Recommended Daily Intake of Calcium for Women

To ensure that women are consuming the appropriate amount of calcium throughout their pregnancy, the Recommended Daily Allowance for calcium is set at 1,200 mg (milligrams) per day for both pregnant and lactating women over age 24. Calcium is also important after pregnancy as it helps to prevent bone loss later on in life. The recommended daily calcium intake for women under age 24 is 1,200 – 1,500 mg.

Calcium Rich Foods Pregnancy

The best way to ensure that you are getting the recommended amount of calcium in your daily diet is by consuming a minimum of 4 servings of calcium—rich foods and dairy products a day.

calcium requirements pregnancyDairy products are the top sources of calcium:

  • milk
  • yogurt
  • cheese
  • pudding
  • cream soups

Other excellent sources of calcium:

  • canned fish
  • beans
  • dried peas
  • green vegetables (i.e. spinach, broccoli, greens)

You can also meet your daily requirements by consuming calcium-fortified foods, such as rice beverages, bread, cereal, soy, and juice, though you should first check the label to ensure that they contain calcium. Non-dairy sources are particularly ideal for lactose intolerant women.

Watch Your Intake

It is important to note that excessive consumption of calcium, over 2,500 mg per day, can lead to constipation, interfere with your body’s absorption of zinc and iron from food, and increase your risk of kidney stones. So, pregnant women should take into consideration the amount of calcium in their prenatal vitamin when tallying their daily calcium intake.

DGA Guidelines for Pregnant Women: What You Should Eat During Pregnancy

Learn what dietary recommendations are best during pregnancyThere is a lot of advice out there informing all kinds of people about how to choose what to eat, but all of them seem to agree that what is most important is that you consume a balanced diet containing the appropriate amount of calories needed to perform daily activities.

The Dietary Guidelines for Americans (DGA), 2010, which was released early 2011 emphasizes that Americans need to manage their weight by engaging in physical activities; consuming foods with less refined sugars, cholesterol, sodium, sugars, and fats; and consuming more fruits, vegetables, seafood, and general low-fat products.

DGA Guidelines for Pregnant Women

The guidelines also propose foods and nutrients recommendations for specific population groups, including women capable of becoming pregnant, and women who are already pregnant.

For the former group, the DGA recommends:

• Foods rich in heme-iron, because it is readily absorbed by the body; any other foods rich in iron; and iron absorption enhancers, such as foods rich in vitamin C
• Daily intake of 400 micrograms (mcg) of synthetic folic acid from supplements or fortified foods, as well as food forms of folate from a diverse diet.

For pregnant women and those breastfeeding, the DGA recommends:

• Weekly intake of 8 – 12 ounces of seafood from different seafood types
• Minimal intake of white tuna (6 ounces per week) because it is rich in methyl mercury
• That they avoid these four types of fish: swordfish, king mackerel, tilefish, and shark
• Iron supplements for pregnant women, as advised by a health care provider.

The Food and Drug Administration (FDA) and the Environmental Protection Agency (EPA) encourage pregnant and nursing mothers to follow the DGA recommendations, especially with regard to the intake of seafood.

According to the FDA, seafood (fish and shellfish) is low in fat, high in protein, and a great source of vitamin D, iodine, and selenium, which are absent in many Western diets, but are necessary to ensure proper growth, development, and general health.
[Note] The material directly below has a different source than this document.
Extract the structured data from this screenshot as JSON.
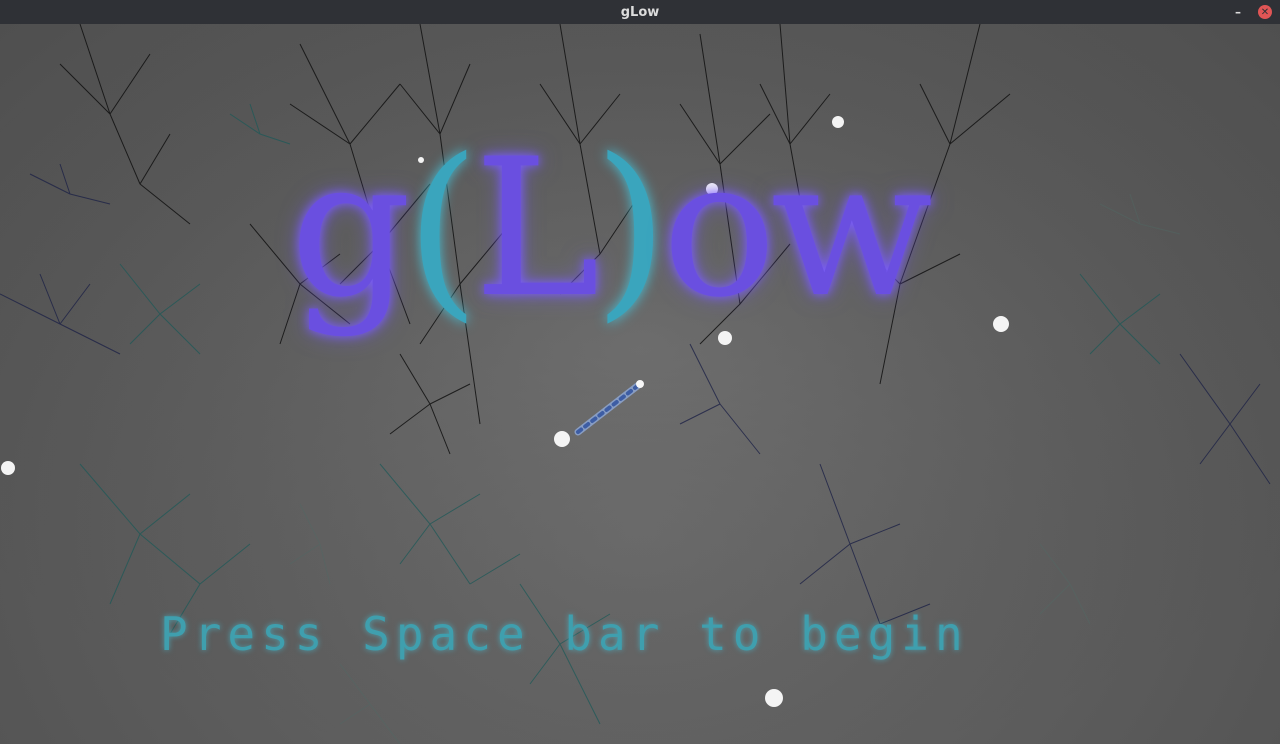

Children born to mothers who took omega-3 seafood during pregnancy are also said to have better functioning brains and nervous systems, and perform better in school.

Top seafood choices for Omega-3 fatty acids include salmon, tilapia, canned tuna, catfish, Pollock, and cod.

Stick to the DGA’s advice and both you and your child will be happy!